On 5 May 2017, Formlabs announced the Form Wash and the Form Cure. Together with the Form 2, they complete the SLA engine. The Form Wash is a 3d part washing machine, and the Form Cure is an ultraviolet curing system. After printing, the build platform on the Form 2 can be removed and installed on the Form Wash, which uses an impeller to agitate 3D printed parts in isopropyl alcohol. The Form Cure heats parts up to 80 degrees Celsius and uses 13 405 nanometer UV LEDs.[12][13]

Fuse 1[edit]

On 5 June 2017, Formlabs announced the Fuse 1, a selective laser sintering 3D printer. It has a much larger build volume, a removable build chamber, and uses nylon powder.[14]

Form Cell[edit]

On 5 June 2017, Formlabs announced the Form Cell, a cell of Form 2 3D printers, as well as a Form Wash and a robotic gantry system. It is completely automated and can be used as a 24 hour digital "factory".[15]


Formlabs provides a free software package called PreForm, designed to prepare 3D models for printing on the Form 1, Form 1+, Form 2, and Fuse 1. Some of the features of PreForm include automatic model orientation and support structure generation.[16]


Formlabs currently sells several resins that are compatible with the Form 1 and Form 1+. Their general-purpose hard plastic resin is available in four colors: clear, white, grey, black. In addition, the company sells a resin specialized for casting, a flexible resin, a tough resin, and a Class 1 biocompatible resin for intraoral surgical guides. They also sell a Class IIa clear biocompatible resin for orthodontic devices. The Form 2 uses resin cartridges, and Formlabs sells those resins in cartriges as well.[17]


Formlabs is featured in Print the Legend,[1] a documentary that tells the stories of several leading companies in the desktop 3D printer industry. The film premiered at SXSW in March, 2014, and was released internationally on Netflix[18] on September 26, 2014.

See also[edit]


  1. ^ a b "Formlabs, a leader in desktop 3D printing". Tech Gen Mag. 8 November 2014. Retrieved 4 February 2016. 
  2. ^
  3. ^ "Formlabs, maker of desktop 3D printers, collects $19 million in fresh funding". 24 October 2013. Retrieved 18 May 2014. 
  4. ^ "Formlabs doubles staff and expands distribution network in Europe". TCT Magazine. 2015-12-10. Retrieved 2017-04-07. 
  5. ^ "iGo3D’s Michael Sorkin Takes Over as Formlabs’ EU Lead | | The Voice of 3D Printing / Additive Manufacturing". Retrieved 2017-04-07. 
  6. ^ "Formlabs raises $35 million series B, announces Autodesk partnership". TechCrunch.
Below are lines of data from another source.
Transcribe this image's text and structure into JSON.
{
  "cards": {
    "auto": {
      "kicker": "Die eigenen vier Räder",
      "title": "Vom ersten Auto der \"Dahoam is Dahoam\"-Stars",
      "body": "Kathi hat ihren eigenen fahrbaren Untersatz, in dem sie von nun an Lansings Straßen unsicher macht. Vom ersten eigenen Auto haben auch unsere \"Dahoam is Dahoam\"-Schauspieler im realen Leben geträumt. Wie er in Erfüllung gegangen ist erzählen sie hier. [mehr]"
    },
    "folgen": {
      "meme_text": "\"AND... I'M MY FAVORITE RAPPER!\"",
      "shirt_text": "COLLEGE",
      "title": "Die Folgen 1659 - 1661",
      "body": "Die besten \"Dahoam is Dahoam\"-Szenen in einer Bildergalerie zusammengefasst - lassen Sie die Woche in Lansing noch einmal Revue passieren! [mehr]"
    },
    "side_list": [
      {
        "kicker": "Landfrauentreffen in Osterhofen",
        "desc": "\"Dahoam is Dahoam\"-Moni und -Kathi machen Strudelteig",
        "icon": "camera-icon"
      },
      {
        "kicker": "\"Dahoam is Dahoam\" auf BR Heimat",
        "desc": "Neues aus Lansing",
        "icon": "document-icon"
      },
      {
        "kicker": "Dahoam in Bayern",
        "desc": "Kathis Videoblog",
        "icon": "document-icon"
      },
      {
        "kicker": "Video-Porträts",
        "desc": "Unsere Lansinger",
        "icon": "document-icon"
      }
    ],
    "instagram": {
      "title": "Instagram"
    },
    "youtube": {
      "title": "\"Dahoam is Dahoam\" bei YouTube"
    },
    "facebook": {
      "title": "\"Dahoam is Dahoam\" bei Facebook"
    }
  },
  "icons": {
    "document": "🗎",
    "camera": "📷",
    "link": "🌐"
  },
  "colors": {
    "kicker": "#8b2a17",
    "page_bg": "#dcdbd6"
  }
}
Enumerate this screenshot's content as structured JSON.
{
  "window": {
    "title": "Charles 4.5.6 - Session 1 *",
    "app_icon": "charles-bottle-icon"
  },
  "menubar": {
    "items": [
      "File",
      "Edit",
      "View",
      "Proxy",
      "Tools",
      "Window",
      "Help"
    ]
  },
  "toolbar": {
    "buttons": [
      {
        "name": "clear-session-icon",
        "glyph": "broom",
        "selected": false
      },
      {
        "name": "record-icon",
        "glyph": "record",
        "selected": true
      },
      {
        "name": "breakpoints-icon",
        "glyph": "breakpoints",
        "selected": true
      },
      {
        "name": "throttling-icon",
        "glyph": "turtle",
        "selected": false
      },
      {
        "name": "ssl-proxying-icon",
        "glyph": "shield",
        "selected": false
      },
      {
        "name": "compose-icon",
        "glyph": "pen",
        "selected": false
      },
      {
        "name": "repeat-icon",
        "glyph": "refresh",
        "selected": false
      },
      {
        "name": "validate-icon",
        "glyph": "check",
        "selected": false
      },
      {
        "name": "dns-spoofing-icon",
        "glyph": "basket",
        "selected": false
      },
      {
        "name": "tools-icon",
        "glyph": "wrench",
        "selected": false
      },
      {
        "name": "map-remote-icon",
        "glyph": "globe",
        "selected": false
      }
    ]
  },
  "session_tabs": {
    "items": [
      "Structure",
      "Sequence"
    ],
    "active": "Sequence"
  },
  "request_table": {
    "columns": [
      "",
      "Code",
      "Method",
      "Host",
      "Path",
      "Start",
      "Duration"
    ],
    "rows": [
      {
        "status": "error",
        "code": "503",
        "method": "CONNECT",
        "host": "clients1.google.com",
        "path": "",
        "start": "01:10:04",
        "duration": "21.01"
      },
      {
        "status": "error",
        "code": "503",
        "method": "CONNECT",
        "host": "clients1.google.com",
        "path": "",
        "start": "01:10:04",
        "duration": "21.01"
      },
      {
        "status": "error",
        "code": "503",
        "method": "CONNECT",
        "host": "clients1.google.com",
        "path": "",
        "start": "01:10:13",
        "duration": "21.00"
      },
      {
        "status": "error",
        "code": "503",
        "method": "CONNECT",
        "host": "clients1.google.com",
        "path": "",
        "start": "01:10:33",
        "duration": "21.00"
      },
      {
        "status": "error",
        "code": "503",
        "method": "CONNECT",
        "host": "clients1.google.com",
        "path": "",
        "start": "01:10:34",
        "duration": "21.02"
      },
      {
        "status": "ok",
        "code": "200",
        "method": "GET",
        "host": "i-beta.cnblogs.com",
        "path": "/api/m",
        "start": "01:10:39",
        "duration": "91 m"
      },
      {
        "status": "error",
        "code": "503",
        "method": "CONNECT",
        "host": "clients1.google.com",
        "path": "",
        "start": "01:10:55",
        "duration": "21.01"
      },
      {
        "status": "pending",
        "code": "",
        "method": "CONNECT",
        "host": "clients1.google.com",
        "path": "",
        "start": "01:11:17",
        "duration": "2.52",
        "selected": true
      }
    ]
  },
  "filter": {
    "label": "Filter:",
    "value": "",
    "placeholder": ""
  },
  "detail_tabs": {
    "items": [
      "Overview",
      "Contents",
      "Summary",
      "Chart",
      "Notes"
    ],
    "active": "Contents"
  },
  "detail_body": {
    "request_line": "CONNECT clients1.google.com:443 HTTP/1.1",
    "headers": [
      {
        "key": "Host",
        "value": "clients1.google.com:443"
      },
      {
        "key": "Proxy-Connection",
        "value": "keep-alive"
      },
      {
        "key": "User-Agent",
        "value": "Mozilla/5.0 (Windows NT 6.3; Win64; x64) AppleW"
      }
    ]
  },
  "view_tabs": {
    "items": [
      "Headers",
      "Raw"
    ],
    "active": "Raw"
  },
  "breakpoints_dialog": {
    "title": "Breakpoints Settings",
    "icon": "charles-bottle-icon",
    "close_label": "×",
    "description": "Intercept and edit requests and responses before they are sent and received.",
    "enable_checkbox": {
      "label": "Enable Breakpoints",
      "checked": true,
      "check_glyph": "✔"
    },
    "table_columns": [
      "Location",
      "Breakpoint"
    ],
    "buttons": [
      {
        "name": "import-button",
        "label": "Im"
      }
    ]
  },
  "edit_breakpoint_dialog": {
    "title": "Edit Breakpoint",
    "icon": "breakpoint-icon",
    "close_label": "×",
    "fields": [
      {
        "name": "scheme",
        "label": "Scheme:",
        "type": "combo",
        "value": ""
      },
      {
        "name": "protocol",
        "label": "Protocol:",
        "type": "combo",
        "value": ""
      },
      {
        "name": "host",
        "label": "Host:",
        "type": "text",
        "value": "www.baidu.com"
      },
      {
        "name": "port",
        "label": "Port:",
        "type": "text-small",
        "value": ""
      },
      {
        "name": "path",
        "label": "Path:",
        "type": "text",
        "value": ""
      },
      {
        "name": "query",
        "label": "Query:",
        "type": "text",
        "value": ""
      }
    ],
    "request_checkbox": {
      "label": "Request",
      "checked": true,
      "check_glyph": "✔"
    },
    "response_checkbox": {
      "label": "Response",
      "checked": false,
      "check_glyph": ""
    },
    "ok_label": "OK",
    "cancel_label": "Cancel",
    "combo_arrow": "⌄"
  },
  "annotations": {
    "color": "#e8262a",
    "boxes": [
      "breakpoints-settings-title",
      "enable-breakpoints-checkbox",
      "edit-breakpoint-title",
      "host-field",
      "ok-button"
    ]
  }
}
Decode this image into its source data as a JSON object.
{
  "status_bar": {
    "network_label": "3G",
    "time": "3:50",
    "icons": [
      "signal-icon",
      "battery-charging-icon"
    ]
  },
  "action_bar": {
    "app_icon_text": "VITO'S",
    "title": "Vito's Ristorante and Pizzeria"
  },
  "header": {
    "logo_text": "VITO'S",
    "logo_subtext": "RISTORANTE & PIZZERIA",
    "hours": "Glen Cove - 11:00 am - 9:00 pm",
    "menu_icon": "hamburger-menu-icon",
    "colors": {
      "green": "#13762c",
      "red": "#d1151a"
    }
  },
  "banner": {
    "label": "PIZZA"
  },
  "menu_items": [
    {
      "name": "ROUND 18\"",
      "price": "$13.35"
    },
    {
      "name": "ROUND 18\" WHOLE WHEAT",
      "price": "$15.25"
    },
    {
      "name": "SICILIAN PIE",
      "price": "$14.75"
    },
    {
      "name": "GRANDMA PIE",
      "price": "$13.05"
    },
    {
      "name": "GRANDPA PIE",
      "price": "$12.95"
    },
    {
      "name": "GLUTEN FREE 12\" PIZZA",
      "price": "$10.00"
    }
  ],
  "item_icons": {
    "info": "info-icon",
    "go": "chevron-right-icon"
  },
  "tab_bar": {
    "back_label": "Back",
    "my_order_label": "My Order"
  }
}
August 4, 2016. Retrieved August 4, 2016. 
  7. ^ "FORM 1: An affordable, professional 3D printer". Kickstarter. Retrieved 18 May 2014. 
  8. ^ "Formlabs ships first Form 1 3D printer, Kickstarter backers should see theirs next week". Engadget. 17 May 2013. Retrieved 18 May 2014. 
  9. ^ "Watch Print the Legend Online | Netflix". Retrieved 2016-12-31. 
  10. ^ "Formlabs reveals the Form 1+, a faster and more reliable SLA 3D printer". Gigaom. 10 June 2014. Retrieved 15 July 2014. 
  11. ^
  12. ^
  13. ^
  14. ^
  15. ^
  16. ^
  17. ^ "Materials -- Formlabs". Formlabs. Retrieved 15 July 2014. 
  18. ^ "Netflix Acquires 3D Printing Documentary ‘Print the Legend’". Variety. Retrieved 20 July 2014. 

External links[edit]